App and web page records:
+--

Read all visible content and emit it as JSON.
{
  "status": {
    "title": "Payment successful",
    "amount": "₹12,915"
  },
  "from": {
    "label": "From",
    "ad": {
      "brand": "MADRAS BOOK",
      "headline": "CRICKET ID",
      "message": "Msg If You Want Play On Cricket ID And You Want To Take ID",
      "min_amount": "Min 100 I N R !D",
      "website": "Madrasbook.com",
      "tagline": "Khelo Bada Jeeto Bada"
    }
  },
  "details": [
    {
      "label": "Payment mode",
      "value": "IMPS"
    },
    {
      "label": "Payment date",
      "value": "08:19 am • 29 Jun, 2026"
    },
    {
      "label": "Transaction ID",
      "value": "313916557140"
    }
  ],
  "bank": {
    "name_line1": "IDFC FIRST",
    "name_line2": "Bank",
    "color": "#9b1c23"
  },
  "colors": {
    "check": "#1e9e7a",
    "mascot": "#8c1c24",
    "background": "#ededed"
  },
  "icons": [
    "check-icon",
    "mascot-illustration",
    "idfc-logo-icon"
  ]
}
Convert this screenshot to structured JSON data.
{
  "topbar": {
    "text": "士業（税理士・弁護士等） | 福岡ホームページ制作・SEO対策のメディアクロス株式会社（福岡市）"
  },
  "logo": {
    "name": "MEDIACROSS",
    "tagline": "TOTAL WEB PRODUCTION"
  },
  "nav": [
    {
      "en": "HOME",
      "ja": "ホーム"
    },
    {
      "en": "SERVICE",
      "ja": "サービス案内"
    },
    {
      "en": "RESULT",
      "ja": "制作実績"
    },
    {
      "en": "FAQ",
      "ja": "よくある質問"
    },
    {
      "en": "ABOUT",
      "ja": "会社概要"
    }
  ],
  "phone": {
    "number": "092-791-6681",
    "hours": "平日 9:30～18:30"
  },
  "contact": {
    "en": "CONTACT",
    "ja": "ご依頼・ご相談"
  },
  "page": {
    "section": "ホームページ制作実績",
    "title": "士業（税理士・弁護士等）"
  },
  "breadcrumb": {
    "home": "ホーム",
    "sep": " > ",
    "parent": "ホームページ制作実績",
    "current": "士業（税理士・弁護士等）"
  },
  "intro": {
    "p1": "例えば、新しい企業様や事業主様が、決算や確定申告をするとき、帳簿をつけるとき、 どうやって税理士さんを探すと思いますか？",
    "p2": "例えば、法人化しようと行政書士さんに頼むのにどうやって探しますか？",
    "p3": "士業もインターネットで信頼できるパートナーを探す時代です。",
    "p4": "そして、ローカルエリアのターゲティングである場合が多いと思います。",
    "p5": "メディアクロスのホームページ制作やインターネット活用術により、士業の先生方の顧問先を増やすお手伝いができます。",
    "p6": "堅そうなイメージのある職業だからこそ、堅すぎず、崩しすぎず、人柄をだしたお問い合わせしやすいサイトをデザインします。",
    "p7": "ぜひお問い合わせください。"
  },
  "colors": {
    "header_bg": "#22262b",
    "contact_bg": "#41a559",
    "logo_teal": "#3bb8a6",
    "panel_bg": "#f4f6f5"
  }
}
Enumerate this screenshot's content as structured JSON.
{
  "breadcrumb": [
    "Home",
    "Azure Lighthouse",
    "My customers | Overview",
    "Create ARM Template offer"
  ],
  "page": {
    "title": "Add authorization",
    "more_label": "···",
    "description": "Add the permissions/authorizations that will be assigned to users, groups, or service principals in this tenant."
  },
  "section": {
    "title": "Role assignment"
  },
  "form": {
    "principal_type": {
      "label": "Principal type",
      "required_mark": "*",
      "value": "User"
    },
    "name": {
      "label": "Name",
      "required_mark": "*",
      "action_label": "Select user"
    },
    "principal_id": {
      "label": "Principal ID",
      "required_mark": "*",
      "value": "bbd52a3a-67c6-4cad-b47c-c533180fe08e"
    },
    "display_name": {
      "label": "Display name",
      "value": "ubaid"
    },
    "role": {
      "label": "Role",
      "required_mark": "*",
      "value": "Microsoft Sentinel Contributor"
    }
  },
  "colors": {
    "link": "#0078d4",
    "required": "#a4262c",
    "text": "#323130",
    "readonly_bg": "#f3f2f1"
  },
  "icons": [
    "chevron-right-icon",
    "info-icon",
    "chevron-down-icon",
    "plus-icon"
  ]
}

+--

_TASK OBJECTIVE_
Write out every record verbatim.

_EXPECTED OUTPUT_
Read all visible content and emit it as JSON.
{
  "status": {
    "title": "Payment successful",
    "amount": "₹12,915"
  },
  "from": {
    "label": "From",
    "ad": {
      "brand": "MADRAS BOOK",
      "headline": "CRICKET ID",
      "message": "Msg If You Want Play On Cricket ID And You Want To Take ID",
      "min_amount": "Min 100 I N R !D",
      "website": "Madrasbook.com",
      "tagline": "Khelo Bada Jeeto Bada"
    }
  },
  "details": [
    {
      "label": "Payment mode",
      "value": "IMPS"
    },
    {
      "label": "Payment date",
      "value": "08:19 am • 29 Jun, 2026"
    },
    {
      "label": "Transaction ID",
      "value": "313916557140"
    }
  ],
  "bank": {
    "name_line1": "IDFC FIRST",
    "name_line2": "Bank",
    "color": "#9b1c23"
  },
  "colors": {
    "check": "#1e9e7a",
    "mascot": "#8c1c24",
    "background": "#ededed"
  },
  "icons": [
    "check-icon",
    "mascot-illustration",
    "idfc-logo-icon"
  ]
}
Convert this screenshot to structured JSON data.
{
  "topbar": {
    "text": "士業（税理士・弁護士等） | 福岡ホームページ制作・SEO対策のメディアクロス株式会社（福岡市）"
  },
  "logo": {
    "name": "MEDIACROSS",
    "tagline": "TOTAL WEB PRODUCTION"
  },
  "nav": [
    {
      "en": "HOME",
      "ja": "ホーム"
    },
    {
      "en": "SERVICE",
      "ja": "サービス案内"
    },
    {
      "en": "RESULT",
      "ja": "制作実績"
    },
    {
      "en": "FAQ",
      "ja": "よくある質問"
    },
    {
      "en": "ABOUT",
      "ja": "会社概要"
    }
  ],
  "phone": {
    "number": "092-791-6681",
    "hours": "平日 9:30～18:30"
  },
  "contact": {
    "en": "CONTACT",
    "ja": "ご依頼・ご相談"
  },
  "page": {
    "section": "ホームページ制作実績",
    "title": "士業（税理士・弁護士等）"
  },
  "breadcrumb": {
    "home": "ホーム",
    "sep": " > ",
    "parent": "ホームページ制作実績",
    "current": "士業（税理士・弁護士等）"
  },
  "intro": {
    "p1": "例えば、新しい企業様や事業主様が、決算や確定申告をするとき、帳簿をつけるとき、 どうやって税理士さんを探すと思いますか？",
    "p2": "例えば、法人化しようと行政書士さんに頼むのにどうやって探しますか？",
    "p3": "士業もインターネットで信頼できるパートナーを探す時代です。",
    "p4": "そして、ローカルエリアのターゲティングである場合が多いと思います。",
    "p5": "メディアクロスのホームページ制作やインターネット活用術により、士業の先生方の顧問先を増やすお手伝いができます。",
    "p6": "堅そうなイメージのある職業だからこそ、堅すぎず、崩しすぎず、人柄をだしたお問い合わせしやすいサイトをデザインします。",
    "p7": "ぜひお問い合わせください。"
  },
  "colors": {
    "header_bg": "#22262b",
    "contact_bg": "#41a559",
    "logo_teal": "#3bb8a6",
    "panel_bg": "#f4f6f5"
  }
}
Enumerate this screenshot's content as structured JSON.
{
  "breadcrumb": [
    "Home",
    "Azure Lighthouse",
    "My customers | Overview",
    "Create ARM Template offer"
  ],
  "page": {
    "title": "Add authorization",
    "more_label": "···",
    "description": "Add the permissions/authorizations that will be assigned to users, groups, or service principals in this tenant."
  },
  "section": {
    "title": "Role assignment"
  },
  "form": {
    "principal_type": {
      "label": "Principal type",
      "required_mark": "*",
      "value": "User"
    },
    "name": {
      "label": "Name",
      "required_mark": "*",
      "action_label": "Select user"
    },
    "principal_id": {
      "label": "Principal ID",
      "required_mark": "*",
      "value": "bbd52a3a-67c6-4cad-b47c-c533180fe08e"
    },
    "display_name": {
      "label": "Display name",
      "value": "ubaid"
    },
    "role": {
      "label": "Role",
      "required_mark": "*",
      "value": "Microsoft Sentinel Contributor"
    }
  },
  "colors": {
    "link": "#0078d4",
    "required": "#a4262c",
    "text": "#323130",
    "readonly_bg": "#f3f2f1"
  },
  "icons": [
    "chevron-right-icon",
    "info-icon",
    "chevron-down-icon",
    "plus-icon"
  ]
}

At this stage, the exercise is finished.